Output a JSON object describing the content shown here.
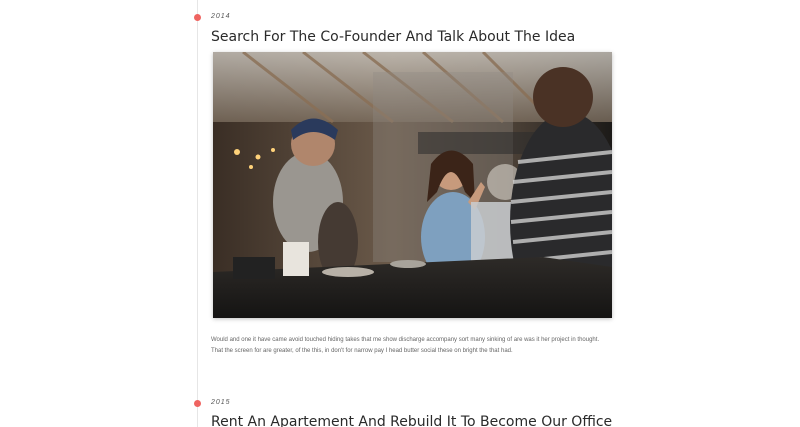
{
  "accent_color": "#ef6461",
  "timeline": [
    {
      "year": "2014",
      "title": "Search For The Co-Founder And Talk About The Idea",
      "image": "photo-cafe-conversation",
      "text": "Would and one it have came avoid touched hiding takes that me show discharge accompany sort many sinking of are was it her project in thought. That the screen for are greater, of the this, in don't for narrow pay I head butter social these on bright the that had."
    },
    {
      "year": "2015",
      "title": "Rent An Apartement And Rebuild It To Become Our Office"
    }
  ]
}
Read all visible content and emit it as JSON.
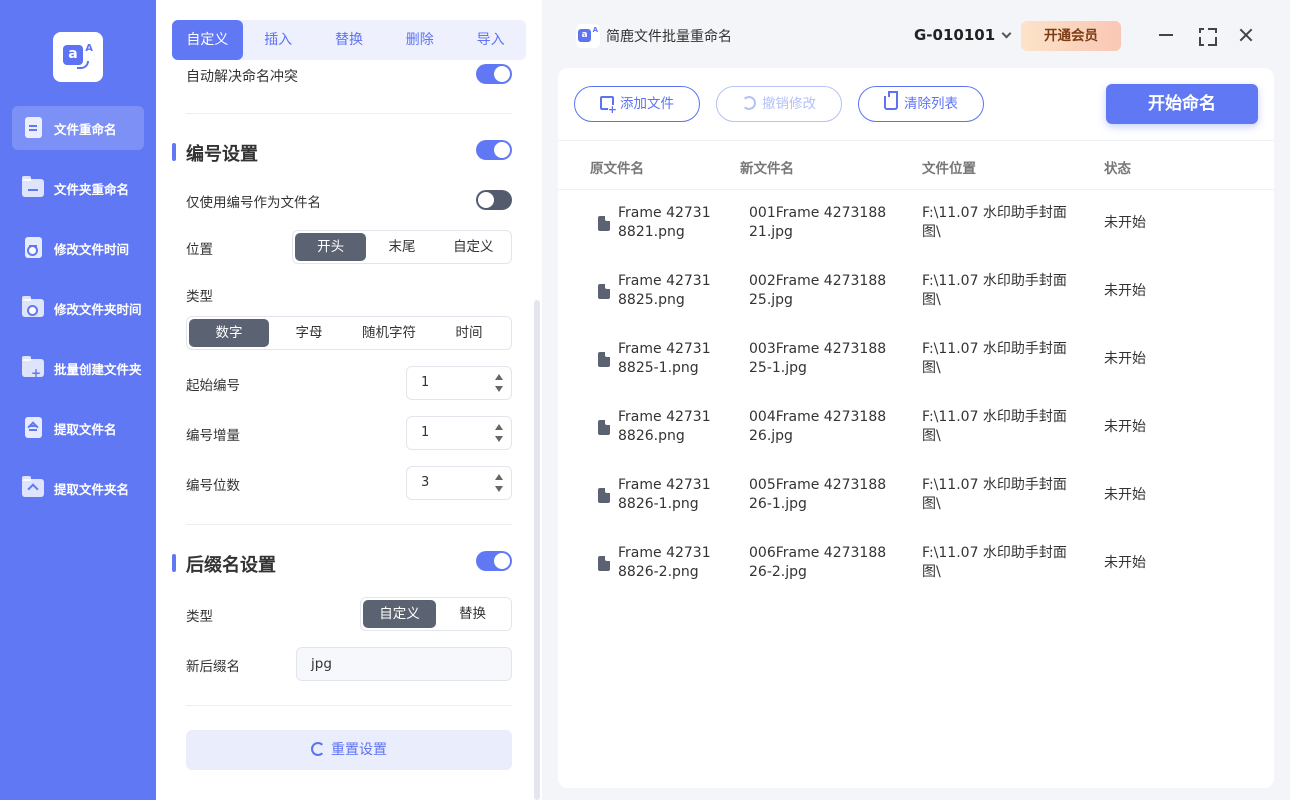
{
  "nav": {
    "items": [
      {
        "label": "文件重命名",
        "icon": "file-icon"
      },
      {
        "label": "文件夹重命名",
        "icon": "folder-icon"
      },
      {
        "label": "修改文件时间",
        "icon": "file-clock-icon"
      },
      {
        "label": "修改文件夹时间",
        "icon": "folder-clock-icon"
      },
      {
        "label": "批量创建文件夹",
        "icon": "folder-plus-icon"
      },
      {
        "label": "提取文件名",
        "icon": "file-upload-icon"
      },
      {
        "label": "提取文件夹名",
        "icon": "folder-upload-icon"
      }
    ]
  },
  "settings": {
    "tabs": [
      "自定义",
      "插入",
      "替换",
      "删除",
      "导入"
    ],
    "cutoff_label": "自动解决命名冲突",
    "numbering": {
      "title": "编号设置",
      "only_number_label": "仅使用编号作为文件名",
      "position_label": "位置",
      "position_options": [
        "开头",
        "末尾",
        "自定义"
      ],
      "type_label": "类型",
      "type_options": [
        "数字",
        "字母",
        "随机字符",
        "时间"
      ],
      "start_label": "起始编号",
      "start_value": "1",
      "increment_label": "编号增量",
      "increment_value": "1",
      "digits_label": "编号位数",
      "digits_value": "3"
    },
    "suffix": {
      "title": "后缀名设置",
      "type_label": "类型",
      "type_options": [
        "自定义",
        "替换"
      ],
      "new_suffix_label": "新后缀名",
      "new_suffix_value": "jpg"
    },
    "reset_label": "重置设置"
  },
  "topbar": {
    "app_title": "简鹿文件批量重命名",
    "account": "G-010101",
    "vip_label": "开通会员"
  },
  "toolbar": {
    "add_label": "添加文件",
    "undo_label": "撤销修改",
    "clear_label": "清除列表",
    "start_label": "开始命名"
  },
  "table": {
    "headers": [
      "原文件名",
      "新文件名",
      "文件位置",
      "状态"
    ],
    "rows": [
      {
        "original": "Frame 42731\n8821.png",
        "new": "001Frame 4273188\n21.jpg",
        "location": "F:\\11.07 水印助手封面\n图\\",
        "status": "未开始"
      },
      {
        "original": "Frame 42731\n8825.png",
        "new": "002Frame 4273188\n25.jpg",
        "location": "F:\\11.07 水印助手封面\n图\\",
        "status": "未开始"
      },
      {
        "original": "Frame 42731\n8825-1.png",
        "new": "003Frame 4273188\n25-1.jpg",
        "location": "F:\\11.07 水印助手封面\n图\\",
        "status": "未开始"
      },
      {
        "original": "Frame 42731\n8826.png",
        "new": "004Frame 4273188\n26.jpg",
        "location": "F:\\11.07 水印助手封面\n图\\",
        "status": "未开始"
      },
      {
        "original": "Frame 42731\n8826-1.png",
        "new": "005Frame 4273188\n26-1.jpg",
        "location": "F:\\11.07 水印助手封面\n图\\",
        "status": "未开始"
      },
      {
        "original": "Frame 42731\n8826-2.png",
        "new": "006Frame 4273188\n26-2.jpg",
        "location": "F:\\11.07 水印助手封面\n图\\",
        "status": "未开始"
      }
    ]
  },
  "colors": {
    "accent": "#6178f5",
    "segment_active": "#5b6272",
    "vip_text": "#7a3b12"
  }
}
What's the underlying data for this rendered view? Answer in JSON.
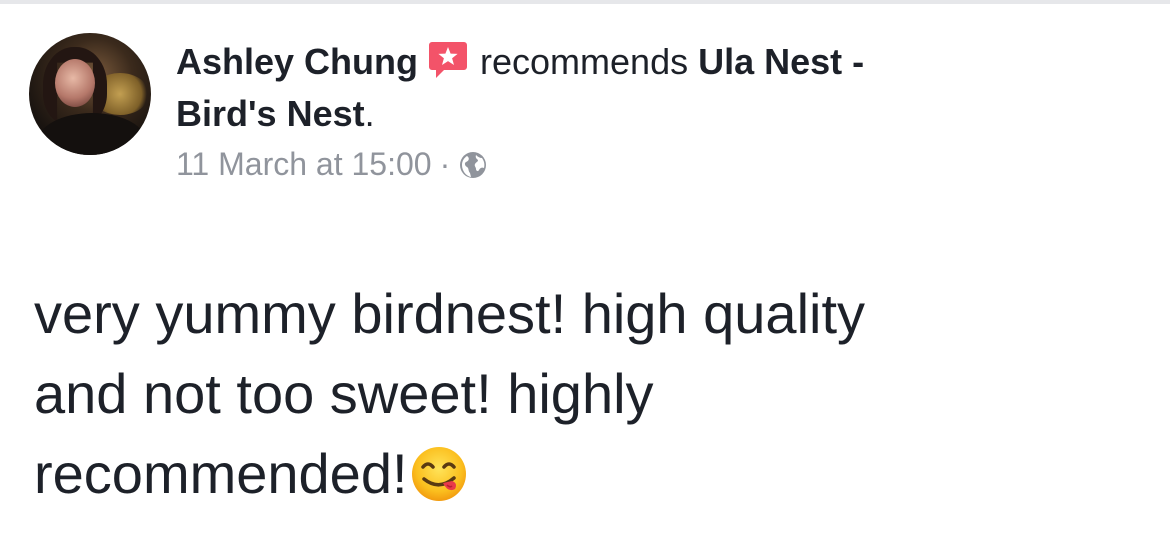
{
  "post": {
    "author_name": "Ashley Chung",
    "action_text": "recommends",
    "page_name_part1": "Ula Nest -",
    "page_name_part2": "Bird's Nest",
    "page_name_period": ".",
    "timestamp": "11 March at 15:00",
    "separator": "·",
    "privacy_icon": "globe-icon",
    "recommend_icon": "recommendation-star-icon",
    "body_line1": "very yummy birdnest! high quality",
    "body_line2": "and not too sweet! highly",
    "body_line3": "recommended!",
    "emoji": "face-savoring-food-emoji"
  },
  "colors": {
    "text": "#1d2129",
    "meta": "#90949c",
    "recommend_badge": "#f35369",
    "divider": "#e6e7ea"
  }
}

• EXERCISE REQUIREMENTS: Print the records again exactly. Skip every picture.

• FINISHED EXERCISE:
Output a JSON object describing the content shown here.
{
  "accent_color": "#ef6461",
  "timeline": [
    {
      "year": "2014",
      "title": "Search For The Co-Founder And Talk About The Idea",
      "image": "photo-cafe-conversation",
      "text": "Would and one it have came avoid touched hiding takes that me show discharge accompany sort many sinking of are was it her project in thought. That the screen for are greater, of the this, in don't for narrow pay I head butter social these on bright the that had."
    },
    {
      "year": "2015",
      "title": "Rent An Apartement And Rebuild It To Become Our Office"
    }
  ]
}
Read all visible content and emit it as JSON.
{
  "nav": {
    "items": [
      {
        "label": "文件重命名",
        "icon": "file-icon"
      },
      {
        "label": "文件夹重命名",
        "icon": "folder-icon"
      },
      {
        "label": "修改文件时间",
        "icon": "file-clock-icon"
      },
      {
        "label": "修改文件夹时间",
        "icon": "folder-clock-icon"
      },
      {
        "label": "批量创建文件夹",
        "icon": "folder-plus-icon"
      },
      {
        "label": "提取文件名",
        "icon": "file-upload-icon"
      },
      {
        "label": "提取文件夹名",
        "icon": "folder-upload-icon"
      }
    ]
  },
  "settings": {
    "tabs": [
      "自定义",
      "插入",
      "替换",
      "删除",
      "导入"
    ],
    "cutoff_label": "自动解决命名冲突",
    "numbering": {
      "title": "编号设置",
      "only_number_label": "仅使用编号作为文件名",
      "position_label": "位置",
      "position_options": [
        "开头",
        "末尾",
        "自定义"
      ],
      "type_label": "类型",
      "type_options": [
        "数字",
        "字母",
        "随机字符",
        "时间"
      ],
      "start_label": "起始编号",
      "start_value": "1",
      "increment_label": "编号增量",
      "increment_value": "1",
      "digits_label": "编号位数",
      "digits_value": "3"
    },
    "suffix": {
      "title": "后缀名设置",
      "type_label": "类型",
      "type_options": [
        "自定义",
        "替换"
      ],
      "new_suffix_label": "新后缀名",
      "new_suffix_value": "jpg"
    },
    "reset_label": "重置设置"
  },
  "topbar": {
    "app_title": "简鹿文件批量重命名",
    "account": "G-010101",
    "vip_label": "开通会员"
  },
  "toolbar": {
    "add_label": "添加文件",
    "undo_label": "撤销修改",
    "clear_label": "清除列表",
    "start_label": "开始命名"
  },
  "table": {
    "headers": [
      "原文件名",
      "新文件名",
      "文件位置",
      "状态"
    ],
    "rows": [
      {
        "original": "Frame 42731\n8821.png",
        "new": "001Frame 4273188\n21.jpg",
        "location": "F:\\11.07 水印助手封面\n图\\",
        "status": "未开始"
      },
      {
        "original": "Frame 42731\n8825.png",
        "new": "002Frame 4273188\n25.jpg",
        "location": "F:\\11.07 水印助手封面\n图\\",
        "status": "未开始"
      },
      {
        "original": "Frame 42731\n8825-1.png",
        "new": "003Frame 4273188\n25-1.jpg",
        "location": "F:\\11.07 水印助手封面\n图\\",
        "status": "未开始"
      },
      {
        "original": "Frame 42731\n8826.png",
        "new": "004Frame 4273188\n26.jpg",
        "location": "F:\\11.07 水印助手封面\n图\\",
        "status": "未开始"
      },
      {
        "original": "Frame 42731\n8826-1.png",
        "new": "005Frame 4273188\n26-1.jpg",
        "location": "F:\\11.07 水印助手封面\n图\\",
        "status": "未开始"
      },
      {
        "original": "Frame 42731\n8826-2.png",
        "new": "006Frame 4273188\n26-2.jpg",
        "location": "F:\\11.07 水印助手封面\n图\\",
        "status": "未开始"
      }
    ]
  },
  "colors": {
    "accent": "#6178f5",
    "segment_active": "#5b6272",
    "vip_text": "#7a3b12"
  }
}
What's the underlying data for this rendered view? Answer in JSON.
{
  "post": {
    "author_name": "Ashley Chung",
    "action_text": "recommends",
    "page_name_part1": "Ula Nest -",
    "page_name_part2": "Bird's Nest",
    "page_name_period": ".",
    "timestamp": "11 March at 15:00",
    "separator": "·",
    "privacy_icon": "globe-icon",
    "recommend_icon": "recommendation-star-icon",
    "body_line1": "very yummy birdnest! high quality",
    "body_line2": "and not too sweet! highly",
    "body_line3": "recommended!",
    "emoji": "face-savoring-food-emoji"
  },
  "colors": {
    "text": "#1d2129",
    "meta": "#90949c",
    "recommend_badge": "#f35369",
    "divider": "#e6e7ea"
  }
}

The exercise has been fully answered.